Below are the records; copy each line in which "config" occurs.

→ **EXERCISE DATA**
····················

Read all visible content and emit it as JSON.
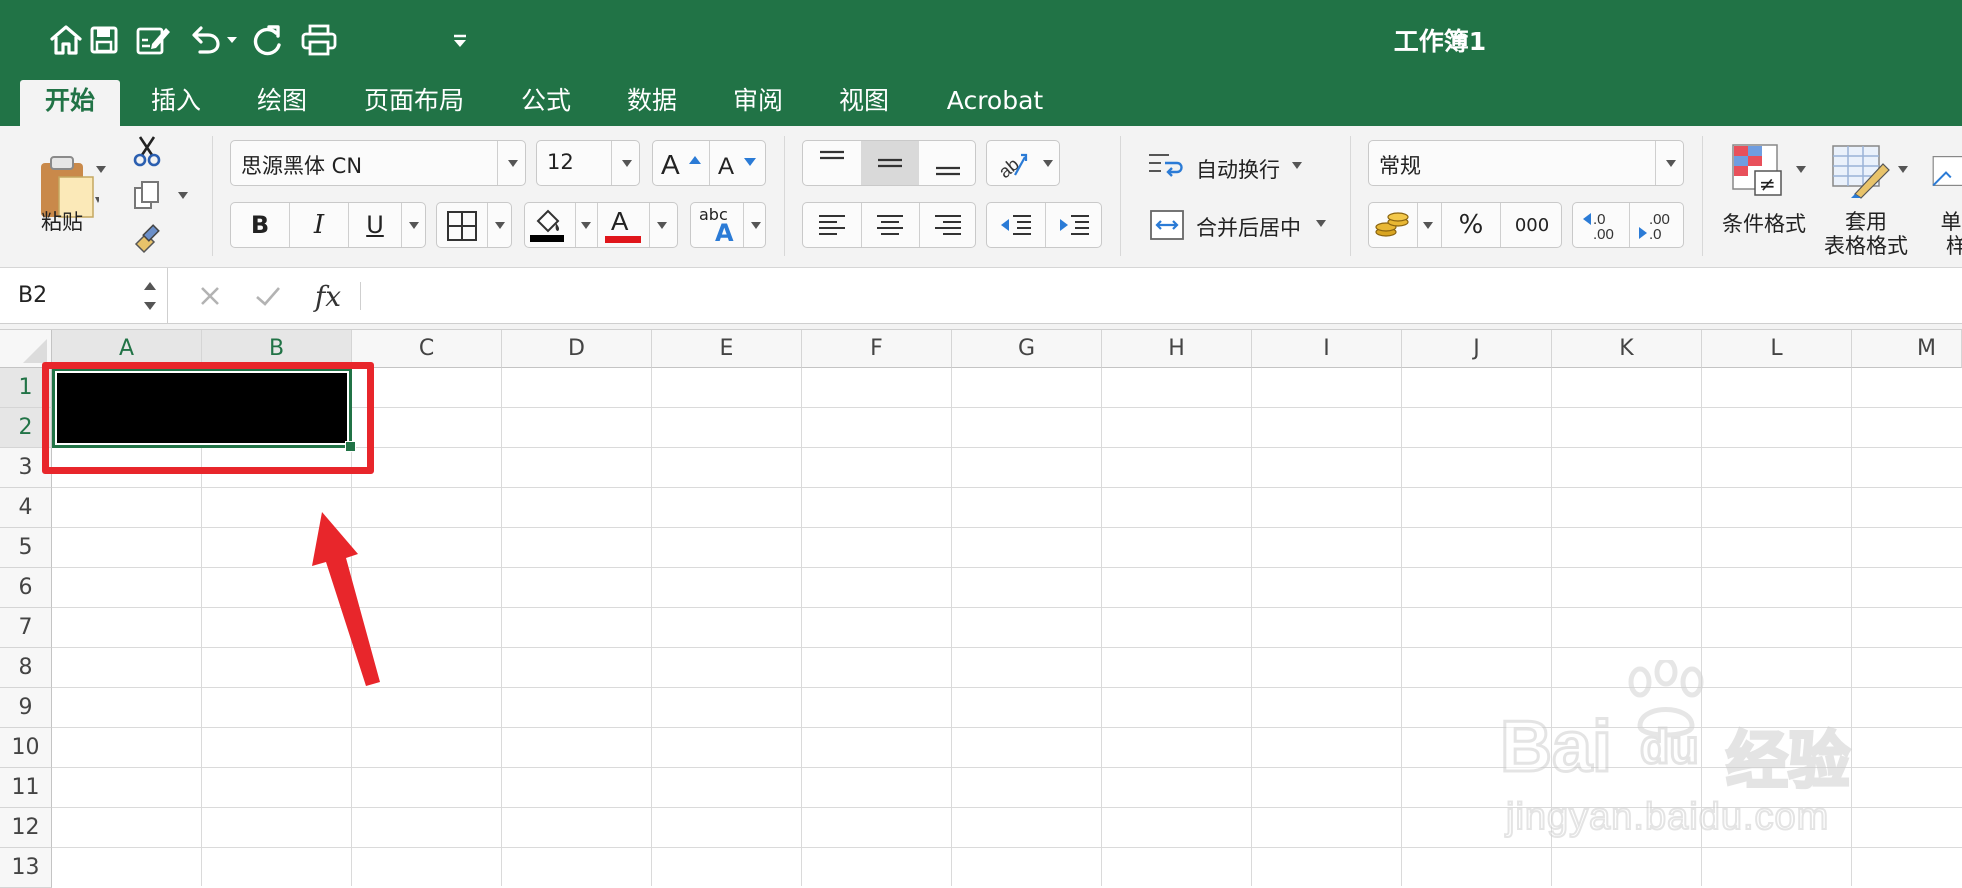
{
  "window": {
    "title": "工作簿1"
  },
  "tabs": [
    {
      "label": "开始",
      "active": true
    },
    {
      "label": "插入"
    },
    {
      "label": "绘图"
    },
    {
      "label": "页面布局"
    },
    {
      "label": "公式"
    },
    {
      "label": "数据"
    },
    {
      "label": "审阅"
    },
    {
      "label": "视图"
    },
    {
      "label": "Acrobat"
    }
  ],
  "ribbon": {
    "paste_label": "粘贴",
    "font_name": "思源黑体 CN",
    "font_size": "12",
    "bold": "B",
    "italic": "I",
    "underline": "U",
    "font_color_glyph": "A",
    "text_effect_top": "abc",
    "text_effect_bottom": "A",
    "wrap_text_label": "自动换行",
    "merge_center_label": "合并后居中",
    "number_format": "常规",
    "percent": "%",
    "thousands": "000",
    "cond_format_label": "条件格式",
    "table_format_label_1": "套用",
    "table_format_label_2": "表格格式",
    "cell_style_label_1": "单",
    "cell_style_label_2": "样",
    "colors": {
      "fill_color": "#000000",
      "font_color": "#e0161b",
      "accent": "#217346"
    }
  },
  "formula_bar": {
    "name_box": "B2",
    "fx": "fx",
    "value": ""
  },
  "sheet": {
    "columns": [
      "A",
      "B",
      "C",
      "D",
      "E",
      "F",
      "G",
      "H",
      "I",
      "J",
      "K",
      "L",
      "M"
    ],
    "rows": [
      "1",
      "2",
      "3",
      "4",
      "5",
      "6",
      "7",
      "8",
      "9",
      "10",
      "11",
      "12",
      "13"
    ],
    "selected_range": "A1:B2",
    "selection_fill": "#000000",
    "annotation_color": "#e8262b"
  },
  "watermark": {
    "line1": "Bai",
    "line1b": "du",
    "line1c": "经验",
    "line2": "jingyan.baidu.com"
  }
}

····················

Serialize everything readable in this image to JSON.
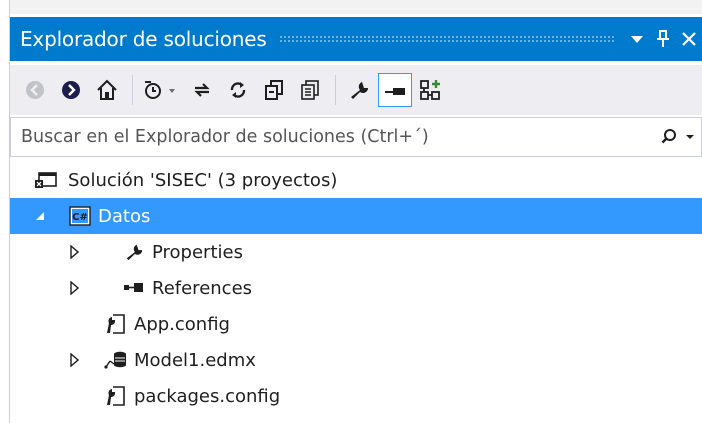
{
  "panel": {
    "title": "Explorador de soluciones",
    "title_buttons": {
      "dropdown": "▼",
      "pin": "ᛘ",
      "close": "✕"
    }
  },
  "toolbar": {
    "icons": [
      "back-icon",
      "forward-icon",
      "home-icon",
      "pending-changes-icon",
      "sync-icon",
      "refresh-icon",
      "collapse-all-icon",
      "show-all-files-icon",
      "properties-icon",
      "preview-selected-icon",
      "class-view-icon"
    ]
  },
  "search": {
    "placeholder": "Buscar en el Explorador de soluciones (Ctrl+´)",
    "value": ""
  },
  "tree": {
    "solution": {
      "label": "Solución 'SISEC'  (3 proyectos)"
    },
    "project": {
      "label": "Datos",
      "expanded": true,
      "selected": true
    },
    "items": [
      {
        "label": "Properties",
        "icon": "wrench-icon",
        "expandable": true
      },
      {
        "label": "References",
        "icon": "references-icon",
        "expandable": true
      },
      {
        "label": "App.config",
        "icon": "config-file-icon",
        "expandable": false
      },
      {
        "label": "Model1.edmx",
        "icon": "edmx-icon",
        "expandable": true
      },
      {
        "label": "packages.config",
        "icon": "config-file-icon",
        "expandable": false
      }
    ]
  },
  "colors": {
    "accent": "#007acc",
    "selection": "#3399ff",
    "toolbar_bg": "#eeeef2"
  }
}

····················

→ **EXERCISE SOLUTION**
        "label": "App.config",
        "icon": "config-file-icon",
        "label": "packages.config",
        "icon": "config-file-icon",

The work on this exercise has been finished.